- _Exercise prompt_:
Print the whole listing again, exactly as it stands.
________________________
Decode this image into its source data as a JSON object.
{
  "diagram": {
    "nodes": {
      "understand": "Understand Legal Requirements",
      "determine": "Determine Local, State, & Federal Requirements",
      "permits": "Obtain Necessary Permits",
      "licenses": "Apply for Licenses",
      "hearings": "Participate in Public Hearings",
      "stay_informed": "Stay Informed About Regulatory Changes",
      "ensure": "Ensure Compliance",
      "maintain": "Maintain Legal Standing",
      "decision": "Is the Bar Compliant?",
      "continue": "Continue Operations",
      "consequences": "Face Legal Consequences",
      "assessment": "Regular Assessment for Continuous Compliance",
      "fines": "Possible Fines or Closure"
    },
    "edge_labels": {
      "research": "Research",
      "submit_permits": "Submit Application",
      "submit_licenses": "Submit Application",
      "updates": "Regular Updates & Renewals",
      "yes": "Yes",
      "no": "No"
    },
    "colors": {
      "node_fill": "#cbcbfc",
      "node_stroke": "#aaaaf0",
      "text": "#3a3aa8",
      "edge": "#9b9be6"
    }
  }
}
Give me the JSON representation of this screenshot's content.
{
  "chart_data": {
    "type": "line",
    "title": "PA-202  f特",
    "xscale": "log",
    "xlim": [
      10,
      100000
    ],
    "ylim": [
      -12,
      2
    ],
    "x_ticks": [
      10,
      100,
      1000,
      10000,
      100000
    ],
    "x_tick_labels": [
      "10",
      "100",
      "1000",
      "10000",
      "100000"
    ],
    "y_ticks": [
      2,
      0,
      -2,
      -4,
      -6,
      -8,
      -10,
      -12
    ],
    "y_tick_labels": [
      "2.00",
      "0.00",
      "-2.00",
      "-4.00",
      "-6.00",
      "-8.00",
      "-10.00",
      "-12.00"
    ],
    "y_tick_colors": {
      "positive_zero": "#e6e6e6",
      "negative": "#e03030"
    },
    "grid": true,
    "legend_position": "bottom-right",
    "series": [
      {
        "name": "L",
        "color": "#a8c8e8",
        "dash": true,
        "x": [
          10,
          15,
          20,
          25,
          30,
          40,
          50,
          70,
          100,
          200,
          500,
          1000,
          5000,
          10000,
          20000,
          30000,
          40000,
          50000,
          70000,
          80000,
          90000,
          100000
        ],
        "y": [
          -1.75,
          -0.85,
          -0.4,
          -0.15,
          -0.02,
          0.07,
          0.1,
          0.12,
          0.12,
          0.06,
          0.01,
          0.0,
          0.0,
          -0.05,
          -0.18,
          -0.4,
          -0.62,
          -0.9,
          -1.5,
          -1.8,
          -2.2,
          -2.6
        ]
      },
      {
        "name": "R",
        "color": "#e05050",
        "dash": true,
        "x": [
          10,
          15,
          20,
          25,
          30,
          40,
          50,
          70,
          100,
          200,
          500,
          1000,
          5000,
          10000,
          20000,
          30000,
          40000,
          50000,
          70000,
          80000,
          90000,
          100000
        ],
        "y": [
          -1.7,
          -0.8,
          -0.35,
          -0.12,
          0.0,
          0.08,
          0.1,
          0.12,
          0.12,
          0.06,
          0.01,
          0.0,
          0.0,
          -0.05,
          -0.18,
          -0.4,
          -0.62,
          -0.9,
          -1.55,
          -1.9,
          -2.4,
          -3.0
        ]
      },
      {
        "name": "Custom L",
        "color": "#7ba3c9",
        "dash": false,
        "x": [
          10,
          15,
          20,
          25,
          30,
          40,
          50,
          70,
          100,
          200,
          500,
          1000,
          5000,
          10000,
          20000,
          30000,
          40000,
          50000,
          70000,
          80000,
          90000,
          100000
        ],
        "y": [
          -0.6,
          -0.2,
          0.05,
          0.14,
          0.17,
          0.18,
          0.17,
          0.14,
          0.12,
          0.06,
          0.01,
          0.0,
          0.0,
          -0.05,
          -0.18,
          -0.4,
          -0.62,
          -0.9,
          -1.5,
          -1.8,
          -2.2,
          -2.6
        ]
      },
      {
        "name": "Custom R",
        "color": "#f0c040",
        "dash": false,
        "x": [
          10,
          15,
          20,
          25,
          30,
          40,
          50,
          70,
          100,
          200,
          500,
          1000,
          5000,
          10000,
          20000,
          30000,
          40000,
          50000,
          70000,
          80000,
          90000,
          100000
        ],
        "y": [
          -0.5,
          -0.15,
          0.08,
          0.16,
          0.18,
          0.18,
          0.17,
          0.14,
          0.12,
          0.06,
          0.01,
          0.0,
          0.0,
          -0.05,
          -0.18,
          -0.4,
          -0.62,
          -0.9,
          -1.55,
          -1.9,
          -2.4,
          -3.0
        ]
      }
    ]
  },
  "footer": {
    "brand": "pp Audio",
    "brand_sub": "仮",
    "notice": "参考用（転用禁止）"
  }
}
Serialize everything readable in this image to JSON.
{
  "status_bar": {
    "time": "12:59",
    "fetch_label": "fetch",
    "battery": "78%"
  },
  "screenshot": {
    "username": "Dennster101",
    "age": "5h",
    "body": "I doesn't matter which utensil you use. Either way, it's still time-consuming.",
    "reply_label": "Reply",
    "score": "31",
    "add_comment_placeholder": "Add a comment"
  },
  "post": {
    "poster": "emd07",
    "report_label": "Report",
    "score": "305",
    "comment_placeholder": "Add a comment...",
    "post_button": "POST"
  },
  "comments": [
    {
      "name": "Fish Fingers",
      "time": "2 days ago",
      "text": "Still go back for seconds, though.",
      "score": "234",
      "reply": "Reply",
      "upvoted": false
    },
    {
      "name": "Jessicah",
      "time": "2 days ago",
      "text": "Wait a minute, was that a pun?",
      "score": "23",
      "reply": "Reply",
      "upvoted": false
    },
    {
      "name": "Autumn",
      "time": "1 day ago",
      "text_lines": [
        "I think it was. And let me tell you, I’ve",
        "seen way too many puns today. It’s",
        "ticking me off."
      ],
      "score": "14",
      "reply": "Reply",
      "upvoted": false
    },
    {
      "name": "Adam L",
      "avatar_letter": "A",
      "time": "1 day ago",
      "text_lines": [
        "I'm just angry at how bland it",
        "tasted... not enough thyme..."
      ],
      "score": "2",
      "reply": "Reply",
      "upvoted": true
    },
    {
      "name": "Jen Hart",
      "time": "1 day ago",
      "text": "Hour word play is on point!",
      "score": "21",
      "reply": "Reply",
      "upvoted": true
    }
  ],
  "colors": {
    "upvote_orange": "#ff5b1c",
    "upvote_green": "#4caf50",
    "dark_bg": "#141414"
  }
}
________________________
- _Result of this task_:
Decode this image into its source data as a JSON object.
{
  "diagram": {
    "nodes": {
      "understand": "Understand Legal Requirements",
      "determine": "Determine Local, State, & Federal Requirements",
      "permits": "Obtain Necessary Permits",
      "licenses": "Apply for Licenses",
      "hearings": "Participate in Public Hearings",
      "stay_informed": "Stay Informed About Regulatory Changes",
      "ensure": "Ensure Compliance",
      "maintain": "Maintain Legal Standing",
      "decision": "Is the Bar Compliant?",
      "continue": "Continue Operations",
      "consequences": "Face Legal Consequences",
      "assessment": "Regular Assessment for Continuous Compliance",
      "fines": "Possible Fines or Closure"
    },
    "edge_labels": {
      "research": "Research",
      "submit_permits": "Submit Application",
      "submit_licenses": "Submit Application",
      "updates": "Regular Updates & Renewals",
      "yes": "Yes",
      "no": "No"
    },
    "colors": {
      "node_fill": "#cbcbfc",
      "node_stroke": "#aaaaf0",
      "text": "#3a3aa8",
      "edge": "#9b9be6"
    }
  }
}
Give me the JSON representation of this screenshot's content.
{
  "chart_data": {
    "type": "line",
    "title": "PA-202  f特",
    "xscale": "log",
    "xlim": [
      10,
      100000
    ],
    "ylim": [
      -12,
      2
    ],
    "x_ticks": [
      10,
      100,
      1000,
      10000,
      100000
    ],
    "x_tick_labels": [
      "10",
      "100",
      "1000",
      "10000",
      "100000"
    ],
    "y_ticks": [
      2,
      0,
      -2,
      -4,
      -6,
      -8,
      -10,
      -12
    ],
    "y_tick_labels": [
      "2.00",
      "0.00",
      "-2.00",
      "-4.00",
      "-6.00",
      "-8.00",
      "-10.00",
      "-12.00"
    ],
    "y_tick_colors": {
      "positive_zero": "#e6e6e6",
      "negative": "#e03030"
    },
    "grid": true,
    "legend_position": "bottom-right",
    "series": [
      {
        "name": "L",
        "color": "#a8c8e8",
        "dash": true,
        "x": [
          10,
          15,
          20,
          25,
          30,
          40,
          50,
          70,
          100,
          200,
          500,
          1000,
          5000,
          10000,
          20000,
          30000,
          40000,
          50000,
          70000,
          80000,
          90000,
          100000
        ],
        "y": [
          -1.75,
          -0.85,
          -0.4,
          -0.15,
          -0.02,
          0.07,
          0.1,
          0.12,
          0.12,
          0.06,
          0.01,
          0.0,
          0.0,
          -0.05,
          -0.18,
          -0.4,
          -0.62,
          -0.9,
          -1.5,
          -1.8,
          -2.2,
          -2.6
        ]
      },
      {
        "name": "R",
        "color": "#e05050",
        "dash": true,
        "x": [
          10,
          15,
          20,
          25,
          30,
          40,
          50,
          70,
          100,
          200,
          500,
          1000,
          5000,
          10000,
          20000,
          30000,
          40000,
          50000,
          70000,
          80000,
          90000,
          100000
        ],
        "y": [
          -1.7,
          -0.8,
          -0.35,
          -0.12,
          0.0,
          0.08,
          0.1,
          0.12,
          0.12,
          0.06,
          0.01,
          0.0,
          0.0,
          -0.05,
          -0.18,
          -0.4,
          -0.62,
          -0.9,
          -1.55,
          -1.9,
          -2.4,
          -3.0
        ]
      },
      {
        "name": "Custom L",
        "color": "#7ba3c9",
        "dash": false,
        "x": [
          10,
          15,
          20,
          25,
          30,
          40,
          50,
          70,
          100,
          200,
          500,
          1000,
          5000,
          10000,
          20000,
          30000,
          40000,
          50000,
          70000,
          80000,
          90000,
          100000
        ],
        "y": [
          -0.6,
          -0.2,
          0.05,
          0.14,
          0.17,
          0.18,
          0.17,
          0.14,
          0.12,
          0.06,
          0.01,
          0.0,
          0.0,
          -0.05,
          -0.18,
          -0.4,
          -0.62,
          -0.9,
          -1.5,
          -1.8,
          -2.2,
          -2.6
        ]
      },
      {
        "name": "Custom R",
        "color": "#f0c040",
        "dash": false,
        "x": [
          10,
          15,
          20,
          25,
          30,
          40,
          50,
          70,
          100,
          200,
          500,
          1000,
          5000,
          10000,
          20000,
          30000,
          40000,
          50000,
          70000,
          80000,
          90000,
          100000
        ],
        "y": [
          -0.5,
          -0.15,
          0.08,
          0.16,
          0.18,
          0.18,
          0.17,
          0.14,
          0.12,
          0.06,
          0.01,
          0.0,
          0.0,
          -0.05,
          -0.18,
          -0.4,
          -0.62,
          -0.9,
          -1.55,
          -1.9,
          -2.4,
          -3.0
        ]
      }
    ]
  },
  "footer": {
    "brand": "pp Audio",
    "brand_sub": "仮",
    "notice": "参考用（転用禁止）"
  }
}
Serialize everything readable in this image to JSON.
{
  "status_bar": {
    "time": "12:59",
    "fetch_label": "fetch",
    "battery": "78%"
  },
  "screenshot": {
    "username": "Dennster101",
    "age": "5h",
    "body": "I doesn't matter which utensil you use. Either way, it's still time-consuming.",
    "reply_label": "Reply",
    "score": "31",
    "add_comment_placeholder": "Add a comment"
  },
  "post": {
    "poster": "emd07",
    "report_label": "Report",
    "score": "305",
    "comment_placeholder": "Add a comment...",
    "post_button": "POST"
  },
  "comments": [
    {
      "name": "Fish Fingers",
      "time": "2 days ago",
      "text": "Still go back for seconds, though.",
      "score": "234",
      "reply": "Reply",
      "upvoted": false
    },
    {
      "name": "Jessicah",
      "time": "2 days ago",
      "text": "Wait a minute, was that a pun?",
      "score": "23",
      "reply": "Reply",
      "upvoted": false
    },
    {
      "name": "Autumn",
      "time": "1 day ago",
      "text_lines": [
        "I think it was. And let me tell you, I’ve",
        "seen way too many puns today. It’s",
        "ticking me off."
      ],
      "score": "14",
      "reply": "Reply",
      "upvoted": false
    },
    {
      "name": "Adam L",
      "avatar_letter": "A",
      "time": "1 day ago",
      "text_lines": [
        "I'm just angry at how bland it",
        "tasted... not enough thyme..."
      ],
      "score": "2",
      "reply": "Reply",
      "upvoted": true
    },
    {
      "name": "Jen Hart",
      "time": "1 day ago",
      "text": "Hour word play is on point!",
      "score": "21",
      "reply": "Reply",
      "upvoted": true
    }
  ],
  "colors": {
    "upvote_orange": "#ff5b1c",
    "upvote_green": "#4caf50",
    "dark_bg": "#141414"
  }
}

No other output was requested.